You can make a pendulum clock by tying a weight to a piece of string. If the string is about 25cm (10 inches) long, the pendulum will swing back and forth roughly once each second. Shorter strings will swing faster and longer strings slower. The trouble with a clock like this is that the pendulum will keep stopping. Air resistance and friction will soon use up its energy and bring it to a halt. That's why pendulum clocks have springs in them. Once a day or so, you wind up a spring inside the clock to store up potential energy to keep the pendulum moving for the next 24 hours. As the spring uncoils, it powers the gears inside the clock. Through a see-saw mechanism called an escapement, the pendulum forces the gears to turn at a precise rate—and this is how the gears keep time. A pocket watch is obviously too small to have a pendulum inside it, so it uses a different mechanism. Instead of a pendulum, it has a balance wheel that turns first one way and then the other, controlled by a much smaller escapement than the one in a pendulum clock.
How quartz clocks work
Photo: Crystals of quartz. Photo by courtesy of US Geological Survey.
The trouble with pendulum clocks and ordinary watches is that you have to keep remembering to wind them. If you forget, they stop—and you have no idea what time it is. Another difficulty with pendulum clocks is that they depend on the force of gravity, which varies very slightly from place to place; that means a pendulum clock tells time differently at high altitudes from at sea level! Pendulums also change length as the temperature changes, expanding slightly on warm days and contracting on cold days, which makes them less accurate again.
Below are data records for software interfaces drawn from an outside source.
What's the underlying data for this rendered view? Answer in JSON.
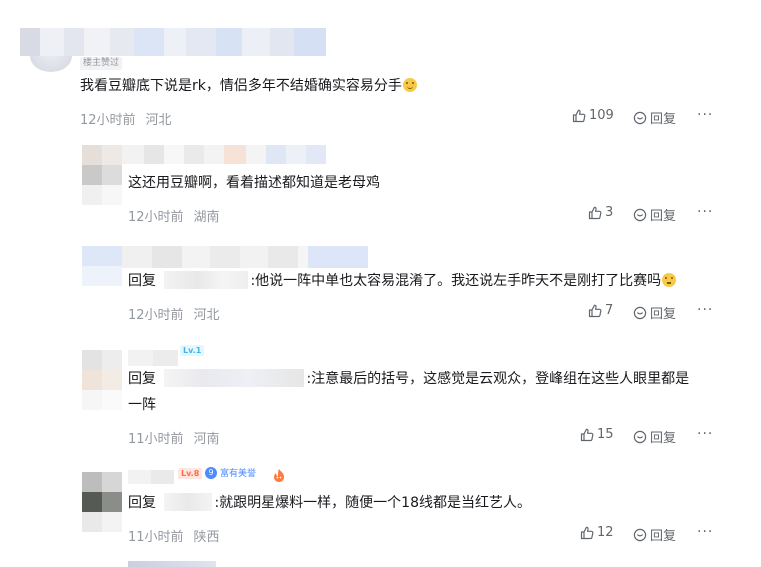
{
  "top_comment": {
    "author_tag": "楼主赞过",
    "text": "我看豆瓣底下说是rk，情侣多年不结婚确实容易分手",
    "time": "12小时前",
    "location": "河北",
    "likes": "109",
    "reply_label": "回复",
    "more": "···"
  },
  "replies": [
    {
      "text": "这还用豆瓣啊，看着描述都知道是老母鸡",
      "time": "12小时前",
      "location": "湖南",
      "likes": "3",
      "reply_label": "回复",
      "more": "···"
    },
    {
      "prefix": "回复",
      "text": ":他说一阵中单也太容易混淆了。我还说左手昨天不是刚打了比赛吗",
      "time": "12小时前",
      "location": "河北",
      "likes": "7",
      "reply_label": "回复",
      "more": "···"
    },
    {
      "level": "Lv.1",
      "prefix": "回复",
      "text_line1": ":注意最后的括号，这感觉是云观众，登峰组在这些人眼里都是",
      "text_line2": "一阵",
      "time": "11小时前",
      "location": "河南",
      "likes": "15",
      "reply_label": "回复",
      "more": "···"
    },
    {
      "level": "Lv.8",
      "badge": "富有美誉",
      "prefix": "回复",
      "text": ":就跟明星爆料一样，随便一个18线都是当红艺人。",
      "time": "11小时前",
      "location": "陕西",
      "likes": "12",
      "reply_label": "回复",
      "more": "···"
    }
  ],
  "colors": {
    "text": "#18191c",
    "meta": "#9499a0",
    "action": "#61666d",
    "emoji": "#f7c948",
    "lv1": "#3fb4f1",
    "lv8": "#ff6b4a",
    "badge": "#4d8bff"
  },
  "icons": [
    "thumbs-up-icon",
    "reply-bubble-icon",
    "more-icon",
    "emoji-smile-icon",
    "emoji-sad-icon",
    "medal-icon",
    "fire-icon"
  ]
}
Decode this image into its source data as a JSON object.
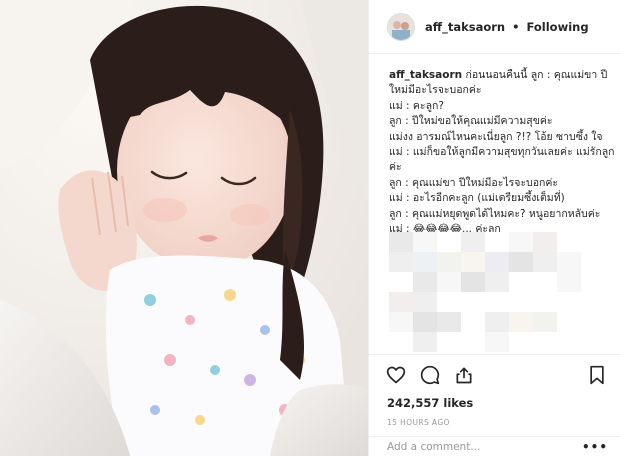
{
  "post": {
    "username": "aff_taksaorn",
    "separator": "•",
    "follow_status": "Following",
    "caption_user": "aff_taksaorn",
    "caption_lines": [
      "ก่อนนอนคืนนี้ ลูก : คุณแม่ขา ปี",
      "ใหม่มีอะไรจะบอกค่ะ",
      "แม่ : คะลูก?",
      "ลูก : ปีใหม่ขอให้คุณแม่มีความสุขค่ะ",
      "แม่งง อารมณ์ไหนคะเนี่ยลูก ?!? โอ้ย ซาบซึ้ง ใจ",
      "แม่ : แม่ก็ขอให้ลูกมีความสุขทุกวันเลยค่ะ แม่รักลูก",
      "ค่ะ",
      "ลูก : คุณแม่ขา ปีใหม่มีอะไรจะบอกค่ะ",
      "แม่ : อะไรอีกคะลูก (แม่เตรียมซึ้งเต็มที่)",
      "ลูก : คุณแม่หยุดพูดได้ไหมคะ? หนูอยากหลับค่ะ",
      "แม่ : 😂😂😂😂... ค่ะลูก"
    ],
    "likes": "242,557 likes",
    "timestamp": "15 HOURS AGO",
    "comment_placeholder": "Add a comment...",
    "more_label": "•••"
  },
  "icons": {
    "like": "heart-icon",
    "comment": "comment-icon",
    "share": "share-icon",
    "save": "bookmark-icon",
    "more": "more-options-icon"
  },
  "colors": {
    "text": "#262626",
    "muted": "#999999",
    "border": "#efefef"
  }
}
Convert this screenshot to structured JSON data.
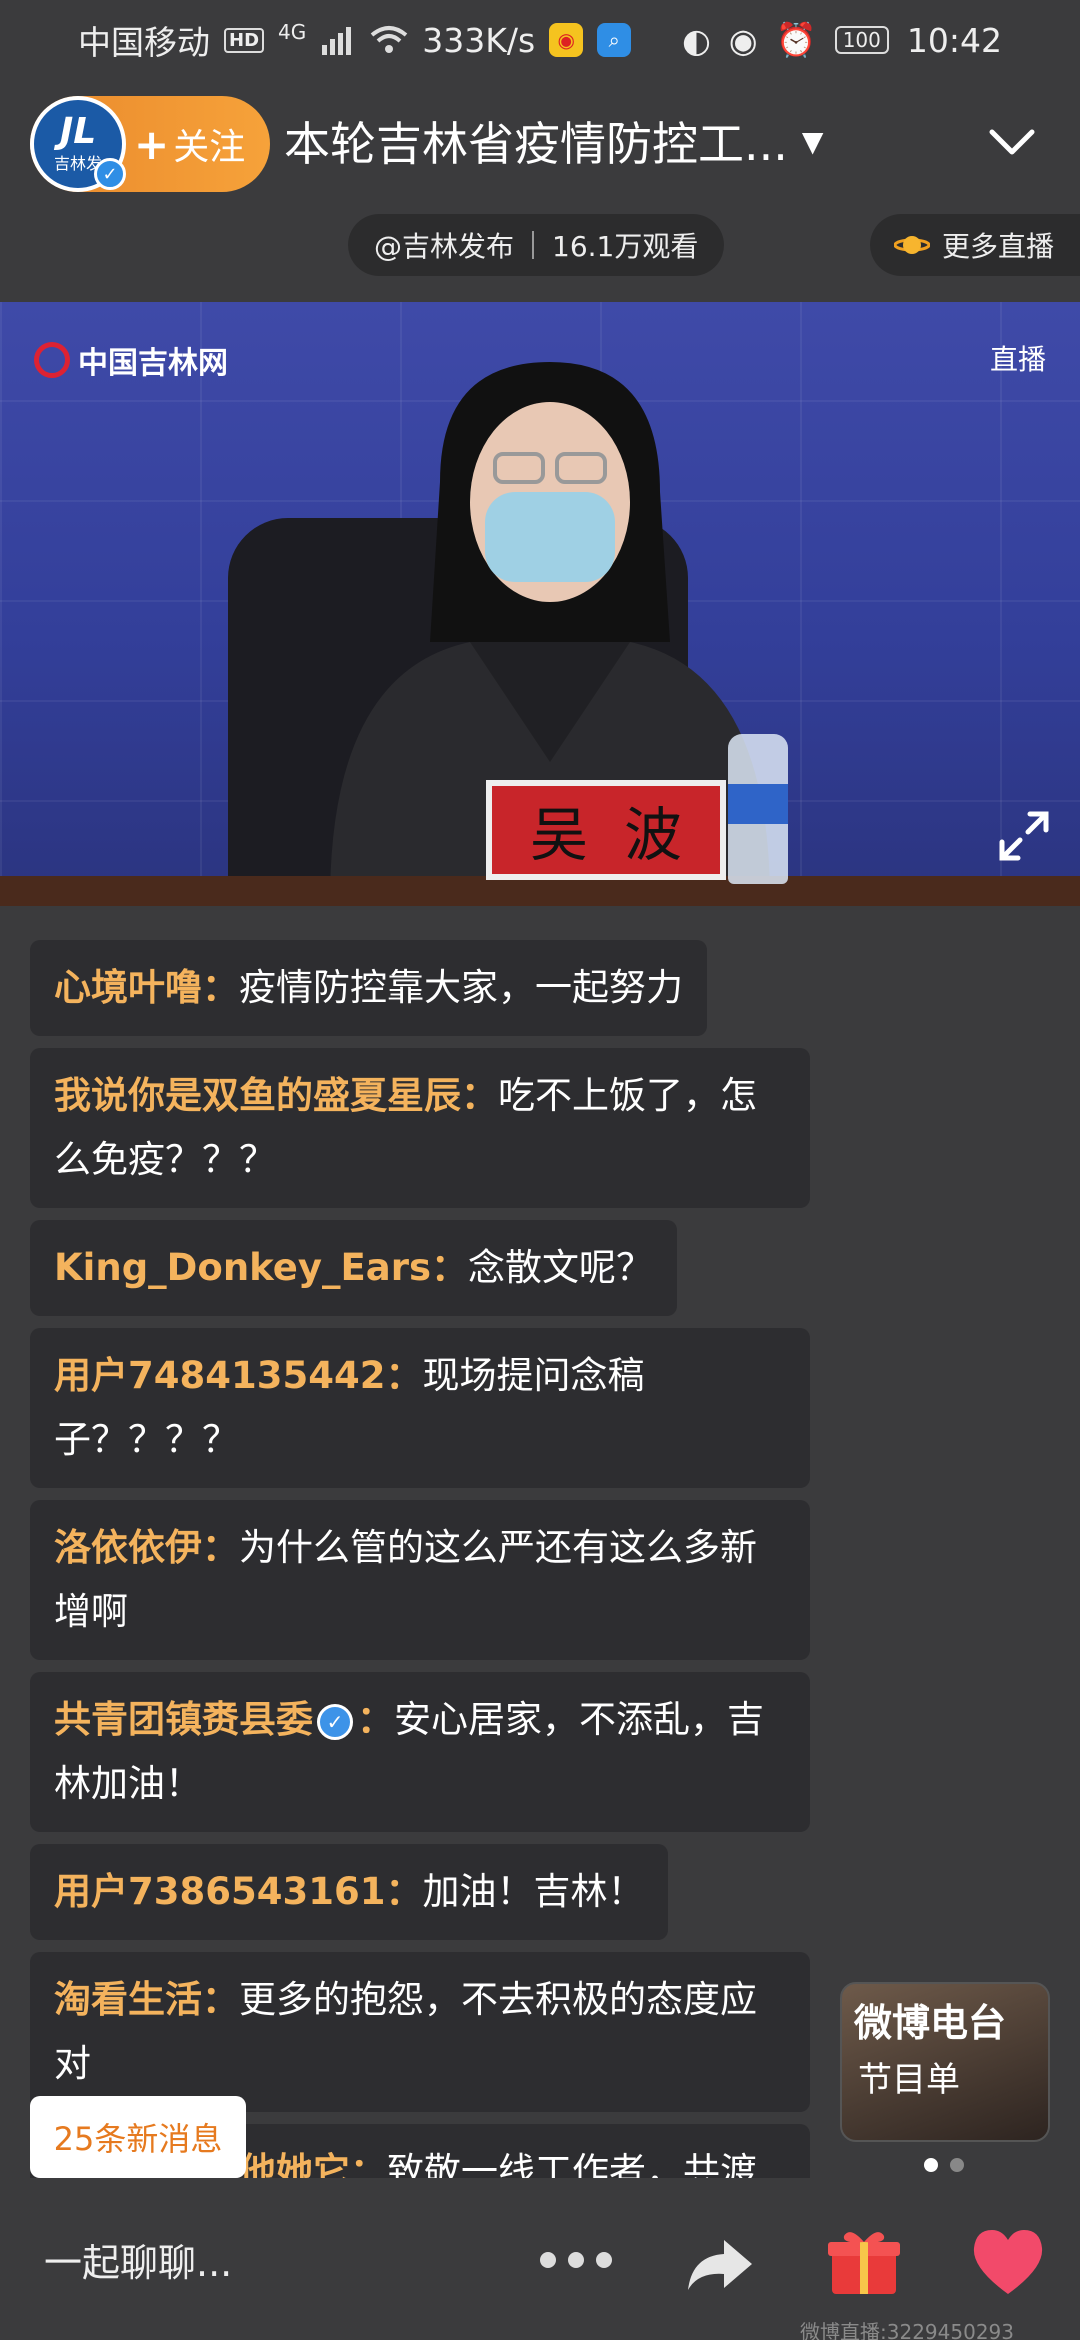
{
  "status_bar": {
    "carrier": "中国移动",
    "hd": "HD",
    "network": "4G",
    "speed": "333K/s",
    "battery": "100",
    "time": "10:42"
  },
  "header": {
    "avatar_text": "吉林发",
    "follow_label": "关注",
    "title": "本轮吉林省疫情防控工...",
    "channel": "@吉林发布",
    "viewers": "16.1万观看",
    "more_live": "更多直播"
  },
  "video": {
    "source_logo": "中国吉林网",
    "live_label": "直播",
    "nameplate": "吴波"
  },
  "comments": [
    {
      "user": "心境叶噜：",
      "text": "疫情防控靠大家，一起努力",
      "verified": false
    },
    {
      "user": "我说你是双鱼的盛夏星辰：",
      "text": "吃不上饭了，怎么免疫？？？",
      "verified": false
    },
    {
      "user": "King_Donkey_Ears：",
      "text": "念散文呢？",
      "verified": false
    },
    {
      "user": "用户7484135442：",
      "text": "现场提问念稿子？？？？",
      "verified": false
    },
    {
      "user": "洛依依伊：",
      "text": "为什么管的这么严还有这么多新增啊",
      "verified": false
    },
    {
      "user": "共青团镇赉县委",
      "text": "安心居家，不添乱，吉林加油！",
      "verified": true
    },
    {
      "user": "用户7386543161：",
      "text": "加油！吉林！",
      "verified": false
    },
    {
      "user": "淘看生活：",
      "text": "更多的抱怨，不去积极的态度应对",
      "verified": false
    },
    {
      "user": "曾经的你我他她它：",
      "text": "致敬一线工作者，共渡难关，吉林加油！",
      "verified": false
    }
  ],
  "new_messages": "25条新消息",
  "radio_card": {
    "title": "微博电台",
    "subtitle": "节目单"
  },
  "bottom_bar": {
    "chat_placeholder": "一起聊聊...",
    "watermark": "微博直播:3229450293"
  },
  "colors": {
    "background": "#3b3b3d",
    "username": "#f4b35d",
    "follow_gradient_start": "#ea8a2c",
    "follow_gradient_end": "#f6a23a",
    "new_message_text": "#e67a1f"
  },
  "icons": [
    "hd-icon",
    "signal-icon",
    "wifi-icon",
    "weibo-app-icon",
    "search-app-icon",
    "nfc-icon",
    "eye-icon",
    "alarm-icon",
    "battery-icon",
    "verified-icon",
    "chevron-down-icon",
    "collapse-icon",
    "planet-icon",
    "fullscreen-icon",
    "more-icon",
    "share-icon",
    "gift-icon",
    "heart-icon"
  ]
}
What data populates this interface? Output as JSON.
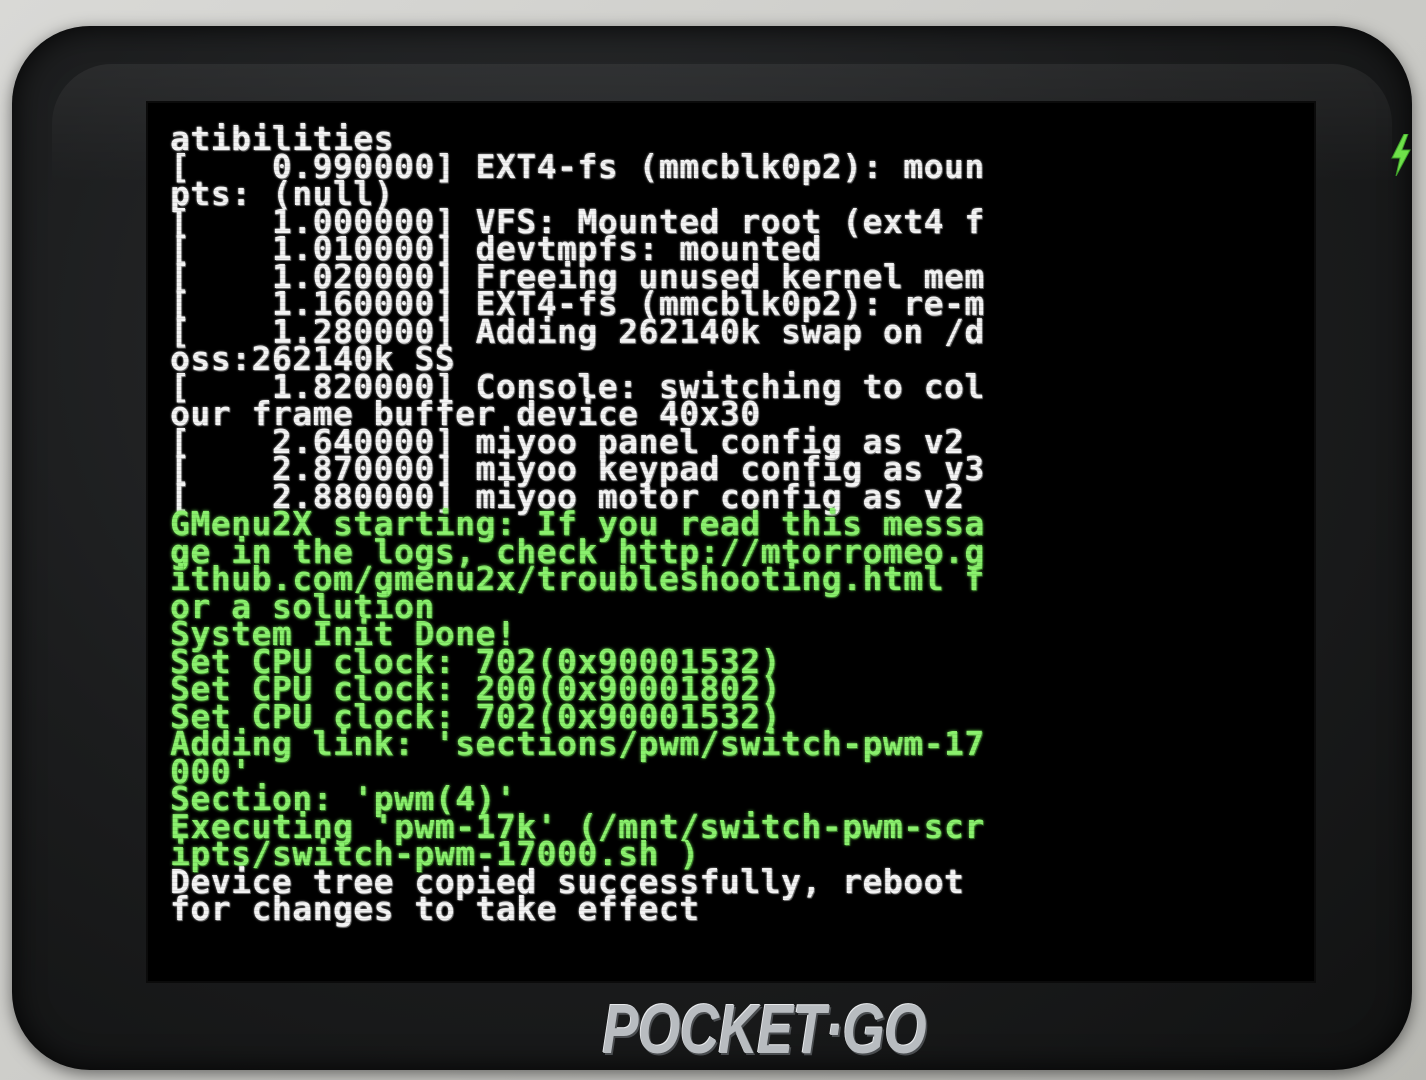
{
  "device": {
    "brand_logo": "POCKET·GO",
    "charge_indicator_icon": "lightning-bolt-icon",
    "charge_indicator_color": "#6fe04a"
  },
  "console": {
    "colors": {
      "kernel_text": "#f3f3f3",
      "gmenu_text": "#8af06d",
      "background": "#000000"
    },
    "lines": [
      {
        "text": "atibilities",
        "color": "white"
      },
      {
        "text": "[    0.990000] EXT4-fs (mmcblk0p2): moun",
        "color": "white"
      },
      {
        "text": "pts: (null)",
        "color": "white"
      },
      {
        "text": "[    1.000000] VFS: Mounted root (ext4 f",
        "color": "white"
      },
      {
        "text": "[    1.010000] devtmpfs: mounted",
        "color": "white"
      },
      {
        "text": "[    1.020000] Freeing unused kernel mem",
        "color": "white"
      },
      {
        "text": "[    1.160000] EXT4-fs (mmcblk0p2): re-m",
        "color": "white"
      },
      {
        "text": "[    1.280000] Adding 262140k swap on /d",
        "color": "white"
      },
      {
        "text": "oss:262140k SS",
        "color": "white"
      },
      {
        "text": "[    1.820000] Console: switching to col",
        "color": "white"
      },
      {
        "text": "our frame buffer device 40x30",
        "color": "white"
      },
      {
        "text": "[    2.640000] miyoo panel config as v2",
        "color": "white"
      },
      {
        "text": "[    2.870000] miyoo keypad config as v3",
        "color": "white"
      },
      {
        "text": "[    2.880000] miyoo motor config as v2",
        "color": "white"
      },
      {
        "text": "GMenu2X starting: If you read this messa",
        "color": "green"
      },
      {
        "text": "ge in the logs, check http://mtorromeo.g",
        "color": "green"
      },
      {
        "text": "ithub.com/gmenu2x/troubleshooting.html f",
        "color": "green"
      },
      {
        "text": "or a solution",
        "color": "green"
      },
      {
        "text": "System Init Done!",
        "color": "green"
      },
      {
        "text": "Set CPU clock: 702(0x90001532)",
        "color": "green"
      },
      {
        "text": "Set CPU clock: 200(0x90001802)",
        "color": "green"
      },
      {
        "text": "Set CPU clock: 702(0x90001532)",
        "color": "green"
      },
      {
        "text": "Adding link: 'sections/pwm/switch-pwm-17",
        "color": "green"
      },
      {
        "text": "000'",
        "color": "green"
      },
      {
        "text": "Section: 'pwm(4)'",
        "color": "green"
      },
      {
        "text": "Executing 'pwm-17k' (/mnt/switch-pwm-scr",
        "color": "green"
      },
      {
        "text": "ipts/switch-pwm-17000.sh )",
        "color": "green"
      },
      {
        "text": "Device tree copied successfully, reboot",
        "color": "white"
      },
      {
        "text": "for changes to take effect",
        "color": "white"
      }
    ]
  }
}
Quartz watches solve all these problems. They are battery powered and, because they use so little electricity, the battery can often last several years before you need to replace it. They are also much more accurate than pendulum clocks. Quartz watches work in a very different way to pendulum clocks and ordinary watches. They still have gears inside them to count the seconds, minutes, and hours and sweep the hands around the clockface. But the gears are regulated by a tiny crystal of quartz instead of a swinging pendulum or a moving balance wheel. Gravity doesn't figure in the workings at all so a quartz clock tells the time just as well when you're climbing Mount Everest as it does when you're at sea.
Quartz sounds exotic—with a "q" and a "z," it's a great word to play in Scrabble—but it's actually one of the most common minerals on Earth. It's made from a chemical compound called silicon dioxide (silicon is also the stuff from which computer chips are made), and you can find it in sand and most types of rock. Perhaps the most interesting thing about quartz is that it's piezoelectric. That means if you squeeze a quartz crystal, it generates a tiny electric current. The opposite is also true: if you pass electricity through quartz, it vibrates at a precise frequency (it shakes an exact number of times each second).
Photo: The quartz oscillator from a watch. You can see how small it is by looking at the very last photo on this page. This is the part numbered "5" in that picture.
Inside a quartz clock or watch, the battery sends electricity to the quartz crystal through an electronic circuit. The quartz crystal oscillates (vibrates back and forth) at a precise frequency: exactly 32768 times each second. The circuit counts the number of vibrations and uses them to generate regular electric pulses, one per second. These pulses can either power an LCD display (showing the time numerically) or they can drive a small electric motor (a tiny stepping motor, in fact), turning gear wheels that spin the clock's second, minute, and hour hands.